@DineshPanchananam What do you mean by "unorderly" fashion? You expect to see mixed numbers randomly from the 2 running SayHello() functions?

@Dinesh Panchananam 2015-03-10 08:11:50

@icza i guess that was a dumb edit.

@icza 2015-03-10 08:28:59

@DineshPanchananam I edited my answer to address this case. But in short, you have no guarantee to observe such behavior (and even if you do, it will not be deterministic).

@Sundrique 2015-03-10 07:52:39

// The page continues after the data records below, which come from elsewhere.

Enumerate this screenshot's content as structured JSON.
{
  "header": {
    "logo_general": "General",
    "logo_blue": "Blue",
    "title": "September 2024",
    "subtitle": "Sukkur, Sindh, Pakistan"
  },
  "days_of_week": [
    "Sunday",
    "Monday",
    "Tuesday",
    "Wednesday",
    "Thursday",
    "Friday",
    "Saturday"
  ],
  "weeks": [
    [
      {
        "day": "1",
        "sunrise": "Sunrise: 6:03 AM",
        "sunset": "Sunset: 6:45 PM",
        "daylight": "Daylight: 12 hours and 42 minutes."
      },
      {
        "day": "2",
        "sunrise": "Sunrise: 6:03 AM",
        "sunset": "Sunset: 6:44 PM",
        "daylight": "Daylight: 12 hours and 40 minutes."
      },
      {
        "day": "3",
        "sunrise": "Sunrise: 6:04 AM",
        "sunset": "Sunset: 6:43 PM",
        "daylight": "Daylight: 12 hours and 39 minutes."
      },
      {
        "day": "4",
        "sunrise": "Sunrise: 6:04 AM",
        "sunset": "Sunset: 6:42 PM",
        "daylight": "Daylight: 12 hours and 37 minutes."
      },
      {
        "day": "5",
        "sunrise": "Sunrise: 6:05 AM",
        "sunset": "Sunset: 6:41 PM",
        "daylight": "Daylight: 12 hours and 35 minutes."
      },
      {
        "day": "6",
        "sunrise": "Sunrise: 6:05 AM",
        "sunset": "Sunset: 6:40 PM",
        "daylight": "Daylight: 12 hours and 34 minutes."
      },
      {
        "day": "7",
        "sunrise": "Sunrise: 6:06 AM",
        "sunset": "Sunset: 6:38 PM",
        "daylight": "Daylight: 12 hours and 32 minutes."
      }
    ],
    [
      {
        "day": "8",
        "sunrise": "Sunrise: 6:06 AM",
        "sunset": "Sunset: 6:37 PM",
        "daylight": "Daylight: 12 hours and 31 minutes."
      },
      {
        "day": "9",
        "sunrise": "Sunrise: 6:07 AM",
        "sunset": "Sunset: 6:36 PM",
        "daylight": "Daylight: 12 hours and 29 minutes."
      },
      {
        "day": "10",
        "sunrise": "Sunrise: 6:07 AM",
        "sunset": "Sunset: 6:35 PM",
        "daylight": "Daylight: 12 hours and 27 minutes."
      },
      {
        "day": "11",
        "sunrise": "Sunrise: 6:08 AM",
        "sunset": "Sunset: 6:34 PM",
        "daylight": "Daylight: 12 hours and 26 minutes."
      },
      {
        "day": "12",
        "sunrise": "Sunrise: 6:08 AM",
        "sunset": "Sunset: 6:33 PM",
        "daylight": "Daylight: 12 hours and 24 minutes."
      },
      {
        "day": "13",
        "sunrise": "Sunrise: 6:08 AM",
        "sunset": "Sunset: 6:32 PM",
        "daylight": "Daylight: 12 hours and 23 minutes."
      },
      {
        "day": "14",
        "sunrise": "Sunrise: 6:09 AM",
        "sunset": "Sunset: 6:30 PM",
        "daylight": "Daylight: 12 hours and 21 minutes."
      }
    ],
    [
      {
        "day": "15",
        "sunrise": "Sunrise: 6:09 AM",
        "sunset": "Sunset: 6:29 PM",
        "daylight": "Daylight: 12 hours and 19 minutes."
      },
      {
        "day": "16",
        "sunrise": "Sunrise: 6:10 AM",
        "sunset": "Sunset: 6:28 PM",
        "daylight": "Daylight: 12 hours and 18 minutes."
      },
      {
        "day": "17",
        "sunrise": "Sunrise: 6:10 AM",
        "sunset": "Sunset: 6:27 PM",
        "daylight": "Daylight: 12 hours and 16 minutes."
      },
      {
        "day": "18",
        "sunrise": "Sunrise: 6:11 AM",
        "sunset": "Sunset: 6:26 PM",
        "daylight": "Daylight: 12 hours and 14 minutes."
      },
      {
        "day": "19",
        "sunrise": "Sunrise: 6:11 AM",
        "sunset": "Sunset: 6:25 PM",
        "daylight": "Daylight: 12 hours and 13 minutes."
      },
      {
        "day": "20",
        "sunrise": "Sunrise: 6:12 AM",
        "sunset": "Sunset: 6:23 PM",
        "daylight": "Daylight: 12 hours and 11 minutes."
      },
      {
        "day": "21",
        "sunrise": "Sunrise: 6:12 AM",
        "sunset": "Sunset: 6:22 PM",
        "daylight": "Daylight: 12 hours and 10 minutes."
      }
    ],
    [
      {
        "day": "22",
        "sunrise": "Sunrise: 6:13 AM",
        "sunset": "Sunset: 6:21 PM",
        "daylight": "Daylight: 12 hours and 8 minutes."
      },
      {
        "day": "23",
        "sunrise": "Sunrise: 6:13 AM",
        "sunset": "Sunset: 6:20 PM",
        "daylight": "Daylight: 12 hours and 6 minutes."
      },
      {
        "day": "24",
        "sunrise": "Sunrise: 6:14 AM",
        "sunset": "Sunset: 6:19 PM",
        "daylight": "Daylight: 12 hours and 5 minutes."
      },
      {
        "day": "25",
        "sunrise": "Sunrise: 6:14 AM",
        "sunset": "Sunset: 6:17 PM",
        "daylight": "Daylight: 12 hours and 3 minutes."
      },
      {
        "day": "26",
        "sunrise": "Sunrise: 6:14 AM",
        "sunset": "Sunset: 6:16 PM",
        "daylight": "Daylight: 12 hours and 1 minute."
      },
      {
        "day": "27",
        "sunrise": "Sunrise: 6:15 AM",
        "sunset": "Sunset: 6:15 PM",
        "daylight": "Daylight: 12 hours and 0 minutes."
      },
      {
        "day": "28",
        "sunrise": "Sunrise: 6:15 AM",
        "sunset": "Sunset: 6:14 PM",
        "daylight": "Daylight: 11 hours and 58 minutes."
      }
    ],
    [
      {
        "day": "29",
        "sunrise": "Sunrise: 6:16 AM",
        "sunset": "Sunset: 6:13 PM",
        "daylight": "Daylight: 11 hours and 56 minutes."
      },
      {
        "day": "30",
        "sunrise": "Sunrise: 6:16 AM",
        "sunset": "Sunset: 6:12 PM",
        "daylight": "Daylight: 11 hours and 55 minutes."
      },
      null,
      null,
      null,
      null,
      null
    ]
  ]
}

Alternatively (to icza's answer) you can use WaitGroup from sync package and anonymous function to avoid altering original SayHello.

package main

import (
    "fmt"
    "sync"
)

func SayHello() {
    for i := 0; i < 10; i++ {
        fmt.Print(i, " ")
    }
}

func main() {
    SayHello()

    var wg sync.WaitGroup
    wg.Add(1)

    go func() {
        defer wg.Done()
        SayHello()
    }()

    wg.Wait()
}

In order to print numbers simultaneously run each print statement in separate routine like the following

package main

import (
    "fmt"
    "math/rand"
    "sync"
    "time"
)

func main() {
    var wg sync.WaitGroup

    for i := 0; i < 10; i++ {
        wg.Add(1)
        go func(fnScopeI int) {
            defer wg.Done()

            // next two strings are here just to show routines work simultaneously
            amt := time.Duration(rand.Intn(250))
            time.Sleep(time.Millisecond * amt)

            fmt.Print(fnScopeI, " ")
        }(i)
    }

    wg.Wait()
}

@Dinesh Panchananam 2015-03-10 08:01:32

please check edits

@Sundrique 2015-03-10 08:05:24

@DineshPanchananam do you want to print each number in a separate routine?

@Dinesh Panchananam 2015-03-10 08:10:52

No. i expected something ""parallel""". but i think i'm wrong.

@Sundrique 2015-03-10 08:21:27

@DineshPanchananam check the second part of the answer

@user114241 2015-03-10 14:14:36

Also, please don't use a defer when there's only one function call (the first code example) - just move wg.Done() to after the function call. There's not need to use a defer in that situation.

Related Questions

Sponsored Content

1 Answered Questions

[SOLVED] Signal goroutines to stop with channel close

  • 2018-11-12 21:43:50
  • Chen A.
  • 339 View
  • 1 Score
  • 1 Answer
  • Tags:   go channel

4 Answered Questions

[SOLVED] Why does fmt.Println inside a goroutine not print a line?

  • 2013-04-26 04:39:57
  • Ryan Bigg
  • 17969 View
  • 60 Score
  • 4 Answer
  • Tags:   go

2 Answered Questions

change variable from goroutine

  • 2018-07-11 14:15:09
  • abonec
  • 235 View
  • -4 Score
  • 2 Answer
  • Tags:   go goroutine

3 Answered Questions

[SOLVED] Stop goroutine execution on timeout

  • 2018-05-28 17:14:36
  • Pandurang Waghulde
  • 1505 View
  • 0 Score
  • 3 Answer
  • Tags:   go goroutine go-iris

3 Answered Questions

[SOLVED] Why is time.sleep required to run certain goroutines?

  • 2013-04-02 18:11:14
  • Darrrrrren
  • 11093 View
  • 26 Score
  • 3 Answer
  • Tags:   go goroutine

1 Answered Questions

[SOLVED] Different behavior of updating global variable in goroutine

  • 2017-08-10 07:23:00
  • wyhao31
  • 1061 View
  • -1 Score
  • 1 Answer
  • Tags:   go goroutine

1 Answered Questions

[SOLVED] why main goroutine always be the second to be invoked

4 Answered Questions

4 Answered Questions

[SOLVED] How do goroutines work? (or: goroutines and OS threads relation)

3 Answered Questions

[SOLVED] First goroutine example, weird results

  • 2013-09-03 19:20:45
  • tarrsalah
  • 273 View
  • 3 Score
  • 3 Answer
  • Tags:   go goroutine

Sponsored Content